§ **Problem statement**: Go through the entries below and collect each line with the string "author" in it.

§ **Provided data**:
..........
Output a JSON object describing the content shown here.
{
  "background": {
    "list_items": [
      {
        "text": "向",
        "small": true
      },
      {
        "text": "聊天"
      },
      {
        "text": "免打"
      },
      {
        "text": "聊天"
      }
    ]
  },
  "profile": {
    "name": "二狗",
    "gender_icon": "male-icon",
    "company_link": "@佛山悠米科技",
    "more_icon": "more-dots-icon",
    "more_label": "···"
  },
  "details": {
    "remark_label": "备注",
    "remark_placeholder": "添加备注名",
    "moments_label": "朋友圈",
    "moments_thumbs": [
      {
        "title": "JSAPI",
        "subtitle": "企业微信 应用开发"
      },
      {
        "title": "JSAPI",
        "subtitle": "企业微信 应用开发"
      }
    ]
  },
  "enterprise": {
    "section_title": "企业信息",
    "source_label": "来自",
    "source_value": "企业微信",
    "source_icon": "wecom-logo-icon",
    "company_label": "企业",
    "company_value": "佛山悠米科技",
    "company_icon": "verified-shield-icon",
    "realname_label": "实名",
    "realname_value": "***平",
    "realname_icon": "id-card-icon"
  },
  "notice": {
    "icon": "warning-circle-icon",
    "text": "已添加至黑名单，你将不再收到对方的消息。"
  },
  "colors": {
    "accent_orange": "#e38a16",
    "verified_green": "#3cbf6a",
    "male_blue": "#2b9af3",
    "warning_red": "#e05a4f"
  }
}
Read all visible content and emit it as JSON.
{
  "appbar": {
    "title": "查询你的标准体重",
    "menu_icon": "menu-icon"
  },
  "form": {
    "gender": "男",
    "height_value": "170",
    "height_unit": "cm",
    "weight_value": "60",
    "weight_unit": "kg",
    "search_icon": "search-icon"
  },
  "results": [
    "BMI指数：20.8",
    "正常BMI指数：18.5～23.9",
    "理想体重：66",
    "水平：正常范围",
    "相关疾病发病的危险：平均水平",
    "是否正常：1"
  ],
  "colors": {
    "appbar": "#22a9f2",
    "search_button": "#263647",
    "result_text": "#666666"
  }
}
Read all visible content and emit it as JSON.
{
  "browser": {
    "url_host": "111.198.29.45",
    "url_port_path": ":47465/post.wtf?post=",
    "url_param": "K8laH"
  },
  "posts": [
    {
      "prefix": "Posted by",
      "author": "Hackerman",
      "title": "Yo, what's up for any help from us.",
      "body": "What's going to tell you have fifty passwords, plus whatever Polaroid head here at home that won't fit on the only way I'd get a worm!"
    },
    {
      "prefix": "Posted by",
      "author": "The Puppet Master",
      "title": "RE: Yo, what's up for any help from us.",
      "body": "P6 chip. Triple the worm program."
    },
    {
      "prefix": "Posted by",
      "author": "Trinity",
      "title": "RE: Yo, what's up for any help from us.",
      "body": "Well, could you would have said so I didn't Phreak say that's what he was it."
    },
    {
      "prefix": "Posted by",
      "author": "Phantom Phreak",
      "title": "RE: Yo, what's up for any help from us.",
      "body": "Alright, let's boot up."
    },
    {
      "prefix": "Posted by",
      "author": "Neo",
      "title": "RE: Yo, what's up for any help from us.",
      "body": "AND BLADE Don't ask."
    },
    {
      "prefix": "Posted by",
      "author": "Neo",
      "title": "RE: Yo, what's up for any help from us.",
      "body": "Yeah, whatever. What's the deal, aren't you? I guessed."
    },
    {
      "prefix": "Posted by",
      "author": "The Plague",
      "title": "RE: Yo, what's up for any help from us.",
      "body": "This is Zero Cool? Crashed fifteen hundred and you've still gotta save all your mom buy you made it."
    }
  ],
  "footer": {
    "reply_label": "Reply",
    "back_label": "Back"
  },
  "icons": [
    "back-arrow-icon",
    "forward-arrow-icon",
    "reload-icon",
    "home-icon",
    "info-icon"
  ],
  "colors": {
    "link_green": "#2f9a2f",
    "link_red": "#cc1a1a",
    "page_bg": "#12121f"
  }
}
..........
§ **Response for this exercise**:
      "author": "Hackerman",
      "author": "The Puppet Master",
      "author": "Trinity",
      "author": "Phantom Phreak",
      "author": "Neo",
      "author": "Neo",
      "author": "The Plague",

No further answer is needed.